A soon-to-be expanding Lied Center provided the backdrop Thursday for Kansas University leaders to celebrate contributions to the effort.
The Lied Foundation Trust contributed $2.5 million for the expansion, the latest in a long string of charitable causes for the foundation, which provided $10 million that supported construction of the $14.3 million Lied Center, which opened in 1993.
Now, the Lied Center’s lobby area and office space will expand, and an educational pavilion will be added. In addition to the Lied Foundation’s $2.5 million contribution, the William T. Kemper Foundation has donated $300,000 toward the work.
The sole executor of the Lied Foundation Trust is Christina Hixson, a native of Clarinda, Iowa. She has overseen distribution of millions of dollars to support the arts and to provide opportunities for children who may not be able to pursue a college education because of financial hardships or other life challenges.
At Thursday’s ceremonies, she said that the work done at KU through the Lied Center had helped introduce a whole new generation of people to the arts.
“Everything we’ve done here has been just that,” Hixson said. “A people investment.”
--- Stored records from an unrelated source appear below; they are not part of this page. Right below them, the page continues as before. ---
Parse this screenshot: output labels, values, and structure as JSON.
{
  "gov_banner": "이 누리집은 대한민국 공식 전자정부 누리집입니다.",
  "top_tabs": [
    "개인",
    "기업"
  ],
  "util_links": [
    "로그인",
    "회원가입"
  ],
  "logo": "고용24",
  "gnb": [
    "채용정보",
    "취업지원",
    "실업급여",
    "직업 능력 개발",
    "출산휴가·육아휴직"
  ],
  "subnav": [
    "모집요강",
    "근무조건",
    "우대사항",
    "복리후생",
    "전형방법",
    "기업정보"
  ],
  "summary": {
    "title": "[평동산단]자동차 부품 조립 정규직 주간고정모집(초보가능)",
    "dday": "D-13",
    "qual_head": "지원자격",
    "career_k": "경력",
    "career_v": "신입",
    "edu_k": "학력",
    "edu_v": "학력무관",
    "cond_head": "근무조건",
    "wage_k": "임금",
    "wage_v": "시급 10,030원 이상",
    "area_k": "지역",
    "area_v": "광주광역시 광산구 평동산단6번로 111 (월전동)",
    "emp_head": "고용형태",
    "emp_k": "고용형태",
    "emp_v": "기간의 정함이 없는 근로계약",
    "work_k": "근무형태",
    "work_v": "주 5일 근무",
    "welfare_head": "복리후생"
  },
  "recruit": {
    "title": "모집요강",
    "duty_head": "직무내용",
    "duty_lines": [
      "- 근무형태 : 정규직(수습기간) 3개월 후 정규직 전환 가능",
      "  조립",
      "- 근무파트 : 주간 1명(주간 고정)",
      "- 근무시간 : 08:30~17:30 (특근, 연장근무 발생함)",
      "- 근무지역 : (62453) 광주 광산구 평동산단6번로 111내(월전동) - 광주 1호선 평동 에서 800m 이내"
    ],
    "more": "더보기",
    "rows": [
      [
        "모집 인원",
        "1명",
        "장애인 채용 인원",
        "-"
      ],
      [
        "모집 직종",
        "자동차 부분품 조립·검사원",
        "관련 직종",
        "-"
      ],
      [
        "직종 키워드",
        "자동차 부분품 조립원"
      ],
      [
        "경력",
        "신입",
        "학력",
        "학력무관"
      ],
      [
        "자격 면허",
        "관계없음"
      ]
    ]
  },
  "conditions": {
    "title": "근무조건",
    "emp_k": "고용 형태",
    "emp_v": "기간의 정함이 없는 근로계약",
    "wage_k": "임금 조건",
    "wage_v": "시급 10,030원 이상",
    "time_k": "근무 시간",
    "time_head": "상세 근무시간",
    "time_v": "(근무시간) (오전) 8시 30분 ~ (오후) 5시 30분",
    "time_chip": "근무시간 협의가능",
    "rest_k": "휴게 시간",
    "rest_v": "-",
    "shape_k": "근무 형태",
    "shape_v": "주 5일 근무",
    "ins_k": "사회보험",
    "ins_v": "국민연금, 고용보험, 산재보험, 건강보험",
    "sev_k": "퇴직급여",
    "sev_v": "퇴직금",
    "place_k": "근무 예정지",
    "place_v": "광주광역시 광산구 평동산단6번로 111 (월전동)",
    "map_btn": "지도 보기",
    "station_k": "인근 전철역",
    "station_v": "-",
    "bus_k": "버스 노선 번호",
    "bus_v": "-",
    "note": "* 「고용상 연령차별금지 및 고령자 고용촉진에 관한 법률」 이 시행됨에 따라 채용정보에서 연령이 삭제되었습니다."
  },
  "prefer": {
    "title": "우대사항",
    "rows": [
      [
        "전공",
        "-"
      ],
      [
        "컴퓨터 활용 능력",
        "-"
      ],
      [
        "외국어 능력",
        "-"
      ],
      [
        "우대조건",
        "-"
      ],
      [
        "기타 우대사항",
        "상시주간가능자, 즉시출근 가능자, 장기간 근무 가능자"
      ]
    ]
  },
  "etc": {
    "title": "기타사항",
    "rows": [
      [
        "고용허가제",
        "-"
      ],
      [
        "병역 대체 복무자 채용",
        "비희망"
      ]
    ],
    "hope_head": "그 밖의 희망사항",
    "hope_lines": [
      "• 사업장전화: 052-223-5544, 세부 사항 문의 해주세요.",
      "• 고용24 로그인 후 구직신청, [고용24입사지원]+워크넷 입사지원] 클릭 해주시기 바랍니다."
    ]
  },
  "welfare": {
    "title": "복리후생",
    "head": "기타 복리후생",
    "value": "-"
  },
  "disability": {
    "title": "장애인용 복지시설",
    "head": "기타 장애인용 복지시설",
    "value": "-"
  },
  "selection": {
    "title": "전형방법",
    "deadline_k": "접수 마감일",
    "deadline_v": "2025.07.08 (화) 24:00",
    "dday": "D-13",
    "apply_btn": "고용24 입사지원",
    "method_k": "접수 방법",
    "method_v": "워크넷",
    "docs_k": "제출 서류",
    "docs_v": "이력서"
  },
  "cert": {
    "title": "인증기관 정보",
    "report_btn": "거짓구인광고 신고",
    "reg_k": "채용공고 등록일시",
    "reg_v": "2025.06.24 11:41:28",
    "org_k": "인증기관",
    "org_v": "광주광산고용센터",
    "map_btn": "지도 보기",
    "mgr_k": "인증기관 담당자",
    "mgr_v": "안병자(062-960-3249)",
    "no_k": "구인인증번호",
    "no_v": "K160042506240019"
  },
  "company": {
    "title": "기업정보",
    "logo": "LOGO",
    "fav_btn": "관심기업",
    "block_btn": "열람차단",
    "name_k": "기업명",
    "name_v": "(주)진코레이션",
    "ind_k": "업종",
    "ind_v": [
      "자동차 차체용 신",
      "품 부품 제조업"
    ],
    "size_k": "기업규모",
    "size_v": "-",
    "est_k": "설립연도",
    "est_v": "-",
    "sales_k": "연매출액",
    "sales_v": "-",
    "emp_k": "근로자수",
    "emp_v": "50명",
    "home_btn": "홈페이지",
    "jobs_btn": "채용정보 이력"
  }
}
The foundation has supported those investments both at KU and beyond. The foundation helped build a similar performing arts center in Nebraska that also carries the Lied family name. In Hixson’s native Iowa, she’s established a scholarship program that allows one student from every county to attend Iowa State University.
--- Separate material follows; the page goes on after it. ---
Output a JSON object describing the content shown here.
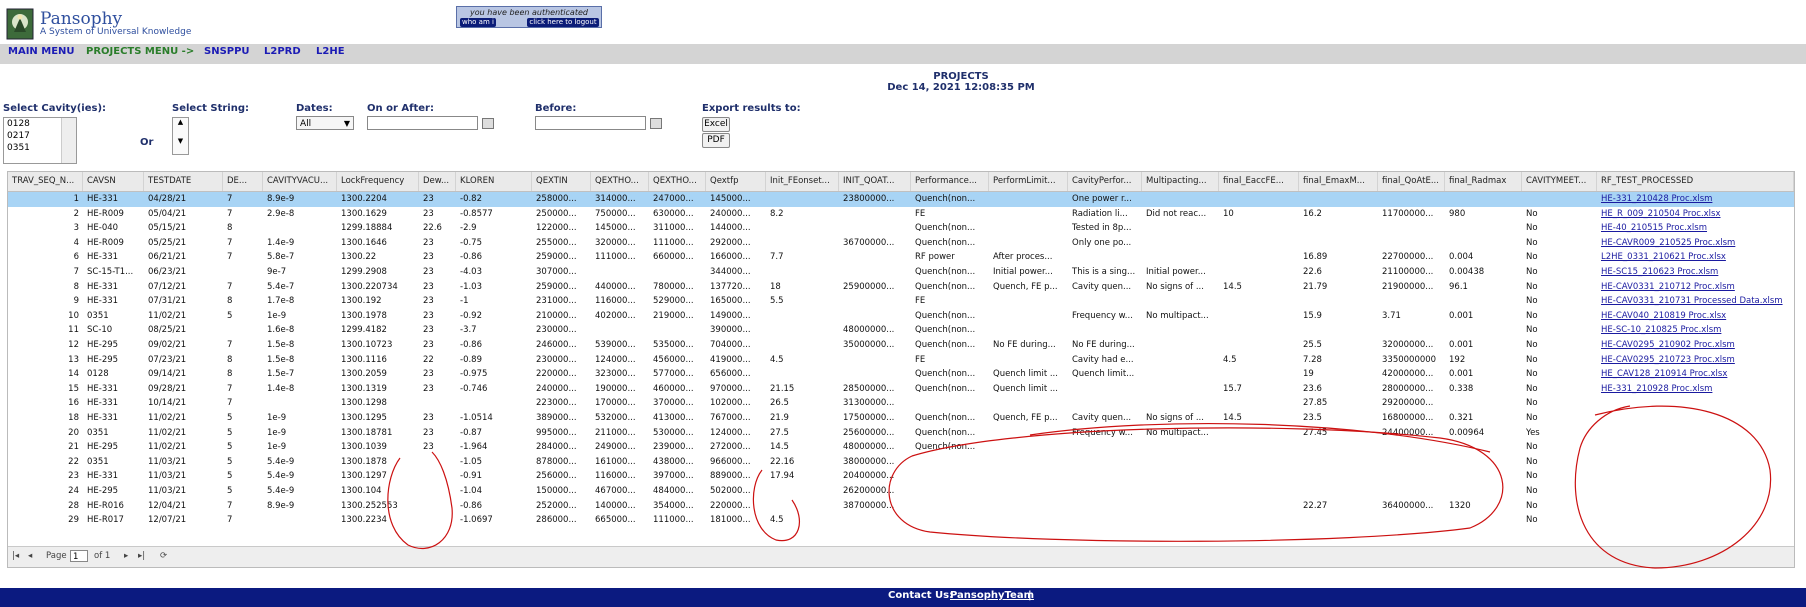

Hixson was a business associate of Ernst F. Lied, who owned a Buick dealership in Omaha, Neb., before becoming a Las Vegas real estate developer. Lied, who attended KU in the 1920s and played on the golf team, took Hixson to business meetings and relied on her instinctive judgments of people. When he died without any living relatives, Hixson became the executor for his trust, which was established in 1972.
Thursday, KU Chancellor Bernadette Gray-Little praised Hixson’s vision, and said that the size and the quality of the Lied Center had surprised her when she arrived on campus last year. She called it a “prime example” of how private donations could impact a university.
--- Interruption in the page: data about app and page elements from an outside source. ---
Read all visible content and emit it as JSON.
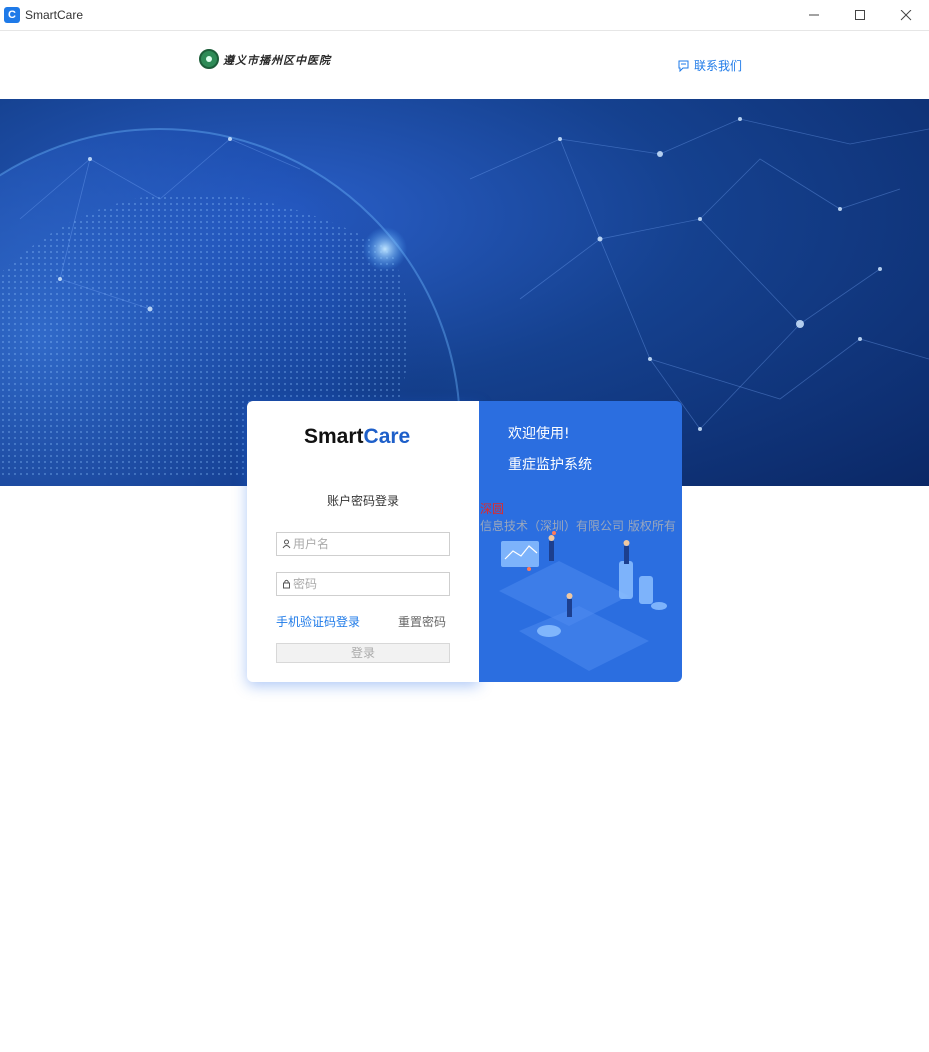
{
  "window": {
    "icon_letter": "C",
    "title": "SmartCare"
  },
  "header": {
    "hospital_name": "遵义市播州区中医院",
    "contact_label": "联系我们"
  },
  "login": {
    "brand_prefix": "Smart",
    "brand_suffix": "Care",
    "title": "账户密码登录",
    "username_placeholder": "用户名",
    "password_placeholder": "密码",
    "sms_login_label": "手机验证码登录",
    "reset_password_label": "重置密码",
    "submit_label": "登录"
  },
  "promo": {
    "welcome": "欢迎使用!",
    "system_name": "重症监护系统"
  },
  "overlay": {
    "red_text": "深圆",
    "copyright": "信息技术（深圳）有限公司 版权所有"
  },
  "colors": {
    "accent": "#1e7ae8",
    "promo_bg": "#2b6ee0",
    "hero_dark": "#0b2866"
  }
}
“There might have been times in the past when private donation would’ve seemed like icing on the cake for a university,” Gray-Little said. “But now it is the cake. It is the bread and butter along with other sources of income. That’s one of the reasons we’re celebrating this because this means so much to us.”
Hixson, who never got the chance to attend a four-year university, has sought out ways to fund the college education of others.
At KU, using $5 million from the Lied trust, she has set up the Christina M. Hixson Opportunity Awards, which give $5,000 annually to students who qualify. Recipients must be Kansas high school graduates who demonstrate financial need and qualify academically to KU. The program will eventually help 40 KU students.
Some of the Hixson scholars were in attendance for the Lied Center groundbreaking on Thursday.
Kim Moore, a KU junior from Baldwin City, is majoring in Spanish and international studies, and hopes to go to graduate school. She said the award meant a great deal to her.
“I think it’s amazing. There aren’t a lot of people out there who are willing to just give somebody $20,000,” Moore said. “A promise of that much money is just huge, and she’s changing the lives of people every single day.”